The panoply of implementation measures that the UN has taken since 1945 has resulted in a diverse and complex set of institutional arrangements, the effectiveness of which varies widely. Indeed, there is much doubt as to the effectiveness of much of the UN's human rights efforts. Inevitable instances of politicization and the hostile, or at best ambivalent, attitude of most governments, has often endangered the fragile progress made on the more technical fronts.
In addition to significant actual and potential problems of duplication, overlapping and inconsistent approaches, there are major problems of under-funding and insufficient expertise. The complexity of these arrangements and the difficulty in evaluating their impact makes a comprehensive guide of the type provided here all the more indispensable.

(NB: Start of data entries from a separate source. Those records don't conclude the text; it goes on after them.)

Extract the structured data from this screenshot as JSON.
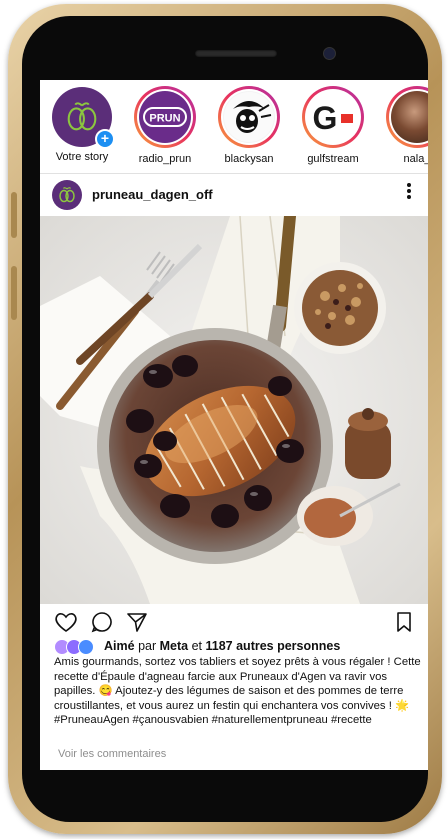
{
  "stories": [
    {
      "label": "Votre story",
      "type": "own",
      "avatar_text": ""
    },
    {
      "label": "radio_prun",
      "type": "ring",
      "avatar_text": "PRUN"
    },
    {
      "label": "blackysan",
      "type": "ring",
      "avatar_text": ""
    },
    {
      "label": "gulfstream",
      "type": "ring",
      "avatar_text": "G"
    },
    {
      "label": "nala_",
      "type": "ring",
      "avatar_text": ""
    }
  ],
  "post": {
    "username": "pruneau_dagen_off",
    "more_icon": "more-vertical-icon",
    "likes_prefix": "Aimé",
    "likes_par": "par",
    "likes_user": "Meta",
    "likes_et": "et",
    "likes_count": "1187 autres personnes",
    "caption": "Amis gourmands, sortez vos tabliers et soyez prêts à vous régaler ! Cette recette d'Épaule d'agneau farcie aux Pruneaux d'Agen va ravir vos papilles. 😋  Ajoutez-y des légumes de saison et des pommes de terre croustillantes, et vous aurez un festin qui enchantera vos convives ! 🌟",
    "hashtags": "#PruneauAgen #çanousvabien #naturellementpruneau #recette",
    "view_comments": "Voir les commentaires"
  },
  "icons": {
    "like": "heart-icon",
    "comment": "comment-icon",
    "share": "send-icon",
    "save": "bookmark-icon"
  },
  "colors": {
    "brand_purple": "#5b2e79",
    "story_gradient": [
      "#f9a23a",
      "#e8325e",
      "#b22fa5"
    ],
    "add_blue": "#1d8ff2"
  }
}
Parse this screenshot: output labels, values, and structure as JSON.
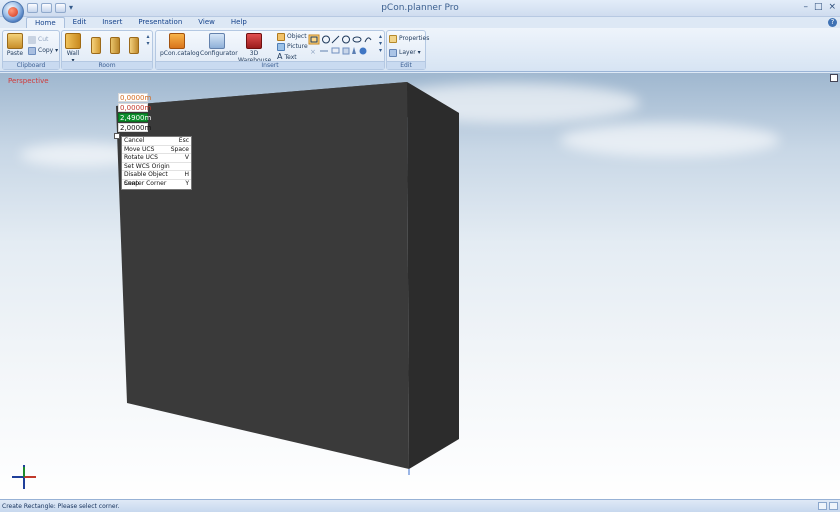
{
  "window": {
    "title": "pCon.planner Pro",
    "controls": [
      "–",
      "□",
      "×"
    ]
  },
  "tabs": [
    {
      "label": "Home",
      "active": true
    },
    {
      "label": "Edit"
    },
    {
      "label": "Insert"
    },
    {
      "label": "Presentation"
    },
    {
      "label": "View"
    },
    {
      "label": "Help"
    }
  ],
  "help_icon": "?",
  "ribbon": {
    "clipboard": {
      "label": "Clipboard",
      "paste": "Paste",
      "cut": "Cut",
      "copy": "Copy"
    },
    "room": {
      "label": "Room",
      "wall": "Wall"
    },
    "insert": {
      "label": "Insert",
      "catalog": "pCon.catalog",
      "configurator": "Configurator",
      "warehouse_line1": "3D",
      "warehouse_line2": "Warehouse",
      "object": "Object",
      "picture": "Picture",
      "text": "Text"
    },
    "edit": {
      "label": "Edit",
      "properties": "Properties",
      "layer": "Layer"
    }
  },
  "viewport": {
    "label": "Perspective",
    "box_color_front": "#3a3a3a",
    "box_color_side": "#2c2c2c",
    "box_color_top": "#4a4a4a"
  },
  "dimension_inputs": [
    {
      "value": "0,0000m",
      "state": "orange"
    },
    {
      "value": "0,0000m",
      "state": "red"
    },
    {
      "value": "2,4900m",
      "state": "active"
    },
    {
      "value": "2,0000m",
      "state": "plain"
    }
  ],
  "context_menu": [
    {
      "label": "Cancel",
      "shortcut": "Esc"
    },
    {
      "label": "Move UCS",
      "shortcut": "Space"
    },
    {
      "label": "Rotate UCS",
      "shortcut": "V"
    },
    {
      "label": "Set WCS Origin",
      "shortcut": ""
    },
    {
      "label": "Disable Object Snap",
      "shortcut": "H"
    },
    {
      "label": "Center Corner",
      "shortcut": "Y"
    }
  ],
  "statusbar": {
    "text": "Create Rectangle: Please select corner."
  }
}
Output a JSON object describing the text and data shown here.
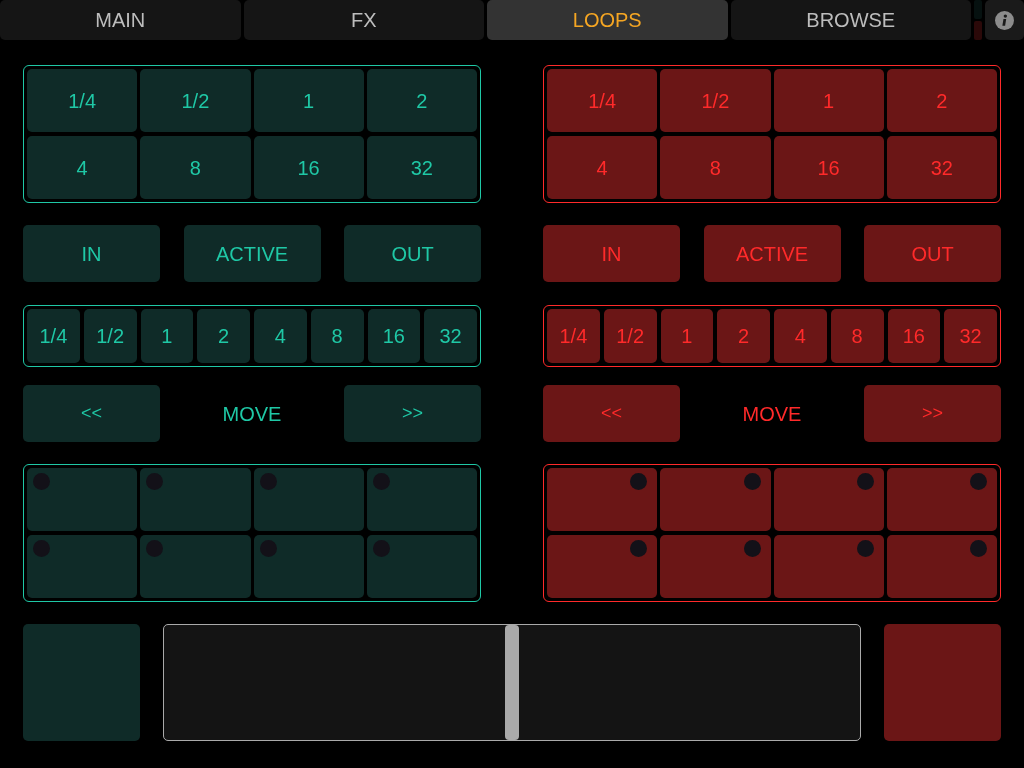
{
  "tabs": [
    {
      "label": "MAIN",
      "selected": false
    },
    {
      "label": "FX",
      "selected": false
    },
    {
      "label": "LOOPS",
      "selected": true
    },
    {
      "label": "BROWSE",
      "selected": false
    }
  ],
  "decks": [
    {
      "color": "#1fc8a6",
      "fill": {
        "color": "#0f2b28"
      },
      "loop_lengths": [
        "1/4",
        "1/2",
        "1",
        "2",
        "4",
        "8",
        "16",
        "32"
      ],
      "loop_controls": [
        "IN",
        "ACTIVE",
        "OUT"
      ],
      "move_lengths": [
        "1/4",
        "1/2",
        "1",
        "2",
        "4",
        "8",
        "16",
        "32"
      ],
      "move": {
        "back": "<<",
        "label": "MOVE",
        "forward": ">>"
      },
      "dots_right": false,
      "pads": [
        {
          "lit": false
        },
        {
          "lit": false
        },
        {
          "lit": false
        },
        {
          "lit": false
        },
        {
          "lit": false
        },
        {
          "lit": false
        },
        {
          "lit": false
        },
        {
          "lit": false
        }
      ]
    },
    {
      "color": "#ff2a2a",
      "fill": {
        "color": "#6b1616"
      },
      "loop_lengths": [
        "1/4",
        "1/2",
        "1",
        "2",
        "4",
        "8",
        "16",
        "32"
      ],
      "loop_controls": [
        "IN",
        "ACTIVE",
        "OUT"
      ],
      "move_lengths": [
        "1/4",
        "1/2",
        "1",
        "2",
        "4",
        "8",
        "16",
        "32"
      ],
      "move": {
        "back": "<<",
        "label": "MOVE",
        "forward": ">>"
      },
      "dots_right": true,
      "pads": [
        {
          "lit": false
        },
        {
          "lit": false
        },
        {
          "lit": false
        },
        {
          "lit": false
        },
        {
          "lit": false
        },
        {
          "lit": false
        },
        {
          "lit": false
        },
        {
          "lit": false
        }
      ]
    }
  ],
  "crossfader": {
    "level": 0.5
  }
}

These essays critically examine the functions, procedures, and performance of each of the major UN organs dealing with human rights, including the Security Council and the International Court of Justice as well as the more specialized bodies monitoring the implementation of human rights treaties. Significant attention is devoted to the considerable efforts at reforming the UN's human rights machinery, as illustrated most notably by the creation of the Human Rights Council to replace the Commission on Human Rights. The book also looks at the relationship between the various bodies and the potential for major reforms and restructuring.